They are available today at the British Library.
What a wealth of history!
I am sharing a few of them here, each one beautifully traces back the history of handwork and craft practices from western India.
They are worth our attention.
We have as much to learn from them today as we did before.
01 Worker preparing thread for sari weaving
This image showing a worker crouching beside a spinning wheel [charkha] and paying off thread to a reel at the right, is probably one of the series of views of cotton manufacture shown by Narayan at the Vienna Exhibition of 1873.
02 Sari weaving, Western India
This image shows the process of the manufacture of cotton fabrics shown at the Vienna Exhibition of 1873. The weaver sits on the verandah of a house with his legs in a type of hole which contains the lower portion of the machinery which he works with a pedal at his feet. The combs are supported by ropes attached to beams in the roof. In his right hand the weaver holds the shuttle, which contains the thread which passes through the spaces created by the combs, forming the pattern. The principal comb is held in the left hand.

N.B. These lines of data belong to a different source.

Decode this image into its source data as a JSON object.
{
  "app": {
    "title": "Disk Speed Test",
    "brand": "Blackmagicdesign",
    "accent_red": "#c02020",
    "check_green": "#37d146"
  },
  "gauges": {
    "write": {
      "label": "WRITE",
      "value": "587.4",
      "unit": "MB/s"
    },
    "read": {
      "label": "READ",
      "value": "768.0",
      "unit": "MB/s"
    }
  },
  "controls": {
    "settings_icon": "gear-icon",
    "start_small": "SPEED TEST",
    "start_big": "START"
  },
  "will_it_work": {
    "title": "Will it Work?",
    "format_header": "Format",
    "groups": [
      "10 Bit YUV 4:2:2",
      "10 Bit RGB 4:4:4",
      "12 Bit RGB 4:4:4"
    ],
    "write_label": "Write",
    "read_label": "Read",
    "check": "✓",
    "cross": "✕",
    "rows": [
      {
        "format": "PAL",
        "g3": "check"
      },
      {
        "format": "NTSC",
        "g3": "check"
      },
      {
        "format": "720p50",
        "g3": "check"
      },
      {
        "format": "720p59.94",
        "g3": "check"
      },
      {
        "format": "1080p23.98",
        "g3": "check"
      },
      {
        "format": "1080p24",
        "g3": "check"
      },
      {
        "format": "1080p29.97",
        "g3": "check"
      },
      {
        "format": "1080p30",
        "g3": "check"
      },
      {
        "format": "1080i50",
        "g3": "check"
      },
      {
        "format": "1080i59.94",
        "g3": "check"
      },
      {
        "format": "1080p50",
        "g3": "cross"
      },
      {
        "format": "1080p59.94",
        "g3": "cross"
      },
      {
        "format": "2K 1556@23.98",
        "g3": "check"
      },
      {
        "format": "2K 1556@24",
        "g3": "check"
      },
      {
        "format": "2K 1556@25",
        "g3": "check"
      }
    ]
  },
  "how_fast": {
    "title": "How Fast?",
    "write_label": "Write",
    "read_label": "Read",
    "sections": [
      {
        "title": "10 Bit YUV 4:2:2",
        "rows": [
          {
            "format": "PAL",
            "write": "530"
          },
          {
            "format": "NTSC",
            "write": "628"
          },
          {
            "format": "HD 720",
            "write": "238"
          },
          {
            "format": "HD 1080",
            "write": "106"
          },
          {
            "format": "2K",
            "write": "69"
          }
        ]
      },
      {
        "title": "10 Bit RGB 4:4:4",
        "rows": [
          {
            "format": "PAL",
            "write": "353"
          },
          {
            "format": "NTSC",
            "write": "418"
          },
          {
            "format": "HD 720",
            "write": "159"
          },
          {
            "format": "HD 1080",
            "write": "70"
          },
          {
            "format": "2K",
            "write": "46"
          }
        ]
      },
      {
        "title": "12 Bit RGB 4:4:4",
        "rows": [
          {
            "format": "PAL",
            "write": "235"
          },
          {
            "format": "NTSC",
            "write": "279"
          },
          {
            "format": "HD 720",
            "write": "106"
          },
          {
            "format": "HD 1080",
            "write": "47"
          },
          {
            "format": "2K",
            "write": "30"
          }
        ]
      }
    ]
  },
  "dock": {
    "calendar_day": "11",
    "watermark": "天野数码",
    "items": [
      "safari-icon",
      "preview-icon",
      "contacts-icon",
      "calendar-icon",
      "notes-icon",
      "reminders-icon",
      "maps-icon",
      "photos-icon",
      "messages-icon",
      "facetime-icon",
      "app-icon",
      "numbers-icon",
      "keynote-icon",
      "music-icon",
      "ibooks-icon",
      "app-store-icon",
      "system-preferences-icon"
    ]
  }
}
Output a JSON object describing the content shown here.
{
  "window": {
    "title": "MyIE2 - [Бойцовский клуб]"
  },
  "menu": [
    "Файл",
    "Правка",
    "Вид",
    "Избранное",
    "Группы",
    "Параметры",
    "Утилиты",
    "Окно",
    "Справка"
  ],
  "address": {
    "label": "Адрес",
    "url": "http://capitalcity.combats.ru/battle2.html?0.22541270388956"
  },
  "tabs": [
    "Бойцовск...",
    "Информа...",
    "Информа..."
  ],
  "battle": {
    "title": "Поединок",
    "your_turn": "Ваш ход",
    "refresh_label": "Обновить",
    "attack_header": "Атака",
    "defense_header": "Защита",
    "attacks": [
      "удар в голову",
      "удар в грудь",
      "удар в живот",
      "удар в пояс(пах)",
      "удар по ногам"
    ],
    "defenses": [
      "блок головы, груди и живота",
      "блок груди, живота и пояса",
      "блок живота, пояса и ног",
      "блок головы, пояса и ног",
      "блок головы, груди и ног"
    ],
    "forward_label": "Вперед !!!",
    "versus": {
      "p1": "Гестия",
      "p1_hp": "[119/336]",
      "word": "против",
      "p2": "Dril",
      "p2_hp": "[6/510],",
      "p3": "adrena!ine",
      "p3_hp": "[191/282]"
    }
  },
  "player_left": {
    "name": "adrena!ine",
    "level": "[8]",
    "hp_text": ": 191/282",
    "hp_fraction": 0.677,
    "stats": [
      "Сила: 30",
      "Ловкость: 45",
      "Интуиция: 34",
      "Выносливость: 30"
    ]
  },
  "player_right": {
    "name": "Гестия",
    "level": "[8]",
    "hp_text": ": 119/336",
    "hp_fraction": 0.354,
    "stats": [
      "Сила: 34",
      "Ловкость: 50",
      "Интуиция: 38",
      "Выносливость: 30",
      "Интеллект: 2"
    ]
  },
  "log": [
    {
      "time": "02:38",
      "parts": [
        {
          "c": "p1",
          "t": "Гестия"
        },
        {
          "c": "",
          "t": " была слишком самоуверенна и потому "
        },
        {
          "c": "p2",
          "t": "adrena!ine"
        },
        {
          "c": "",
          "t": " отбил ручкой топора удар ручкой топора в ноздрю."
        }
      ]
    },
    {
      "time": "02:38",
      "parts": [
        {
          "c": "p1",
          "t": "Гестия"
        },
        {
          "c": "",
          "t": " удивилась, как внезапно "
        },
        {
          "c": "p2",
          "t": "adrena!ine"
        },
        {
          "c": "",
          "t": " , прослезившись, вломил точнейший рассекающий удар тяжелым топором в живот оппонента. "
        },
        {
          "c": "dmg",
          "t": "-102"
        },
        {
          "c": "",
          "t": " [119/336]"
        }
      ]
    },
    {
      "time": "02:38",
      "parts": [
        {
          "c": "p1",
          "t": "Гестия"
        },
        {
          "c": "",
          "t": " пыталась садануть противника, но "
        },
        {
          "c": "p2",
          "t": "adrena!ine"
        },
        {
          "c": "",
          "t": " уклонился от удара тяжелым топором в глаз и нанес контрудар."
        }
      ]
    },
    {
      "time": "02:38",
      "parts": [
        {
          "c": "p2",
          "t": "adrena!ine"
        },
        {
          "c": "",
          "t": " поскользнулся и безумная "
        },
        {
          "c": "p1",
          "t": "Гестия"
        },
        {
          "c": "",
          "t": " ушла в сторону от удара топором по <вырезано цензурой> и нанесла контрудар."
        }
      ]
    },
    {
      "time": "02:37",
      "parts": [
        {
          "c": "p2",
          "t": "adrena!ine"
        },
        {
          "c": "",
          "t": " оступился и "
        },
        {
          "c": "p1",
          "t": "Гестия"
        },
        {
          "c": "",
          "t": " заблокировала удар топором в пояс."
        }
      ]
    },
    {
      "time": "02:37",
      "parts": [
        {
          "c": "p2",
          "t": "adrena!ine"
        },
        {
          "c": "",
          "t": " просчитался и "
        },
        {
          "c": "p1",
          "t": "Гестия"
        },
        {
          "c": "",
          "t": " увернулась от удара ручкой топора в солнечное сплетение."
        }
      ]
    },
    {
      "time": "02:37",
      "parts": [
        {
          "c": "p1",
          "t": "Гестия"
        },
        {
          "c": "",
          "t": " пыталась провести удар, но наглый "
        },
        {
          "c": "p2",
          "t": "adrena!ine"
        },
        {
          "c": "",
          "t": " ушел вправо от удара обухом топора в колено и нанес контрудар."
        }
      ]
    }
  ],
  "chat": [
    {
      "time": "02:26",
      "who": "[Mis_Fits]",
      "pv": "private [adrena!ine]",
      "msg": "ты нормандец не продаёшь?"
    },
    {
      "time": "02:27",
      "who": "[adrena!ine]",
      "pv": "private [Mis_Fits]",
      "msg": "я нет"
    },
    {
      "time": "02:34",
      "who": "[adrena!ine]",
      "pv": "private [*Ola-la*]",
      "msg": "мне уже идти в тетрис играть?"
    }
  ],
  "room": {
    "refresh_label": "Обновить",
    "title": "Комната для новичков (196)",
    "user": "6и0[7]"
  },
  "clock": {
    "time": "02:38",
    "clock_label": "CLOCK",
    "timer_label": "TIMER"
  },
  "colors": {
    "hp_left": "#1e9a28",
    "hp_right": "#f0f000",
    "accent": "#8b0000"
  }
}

This type of handloom weaving is still practised here in Kachchh, view an article from the village of Bhujodi here.
03 Gold embroiderers
This image of embroiderers seated at sewing frames was probably an exhibition photograph. These craftsmen are working with thread which has been mixed with gold wire made from gold leaf and then melted onto silver bars and forced through small holes in a steel plate to form very fine gauge wires. The thread is used to embroider a wide range of garments; shawls, scarves, sari and turban borders, shoes, purses, tablecloths and many other items. It was held that metal threads from India were less likely to tarnish than similar products from other sources.
04 Gold and silver tape beater at work
The worker here is beating gold and silver wires (tinsel) into flattened tape on a low anvil with a small hammer. The work is carried out extremely quickly and without missing any sections of the wire drawn off the holding reel. The tapes are used as decoration on a wide range of garments and may be sewn onto or threaded through woven fabrics. It was held that metal threads from India were less likely to tarnish than similar products from other sources.
05 Silk design knotters
These silk workers are tying pieces of silk fabric into multiple pleats and knots before dyeing to produce intricate patterns. This process, which is known as ‘tie and dye’, may be repeated numerous times to produce multicoloured lines, spots and rings on the fabric. In India this traditional technique is known as Bandhani, from the Sanskrit word bandhana, which means ‘tying’, and is the origin of the word bandannah.
06 Dyers at work, Western India
07 Bhattia turban folders at work
This image is of a group of workers folding turbans on wooden model heads.
08 Bombay potters at work
This image, of two potters at work at their wheels, surrounded by their finished work was probably an exhibition print. The kumhar (potter) makes unglazed terracotta or earthenware pots for the storage of grain, spices or pickles, and for transporting and storing water. The potter also makes bricks and tiles for housing. Vessels for eating and drinking are usually made of metal or glass. However, small disposable drinking vessels, that are used once and then thrown away, are made of terracotta.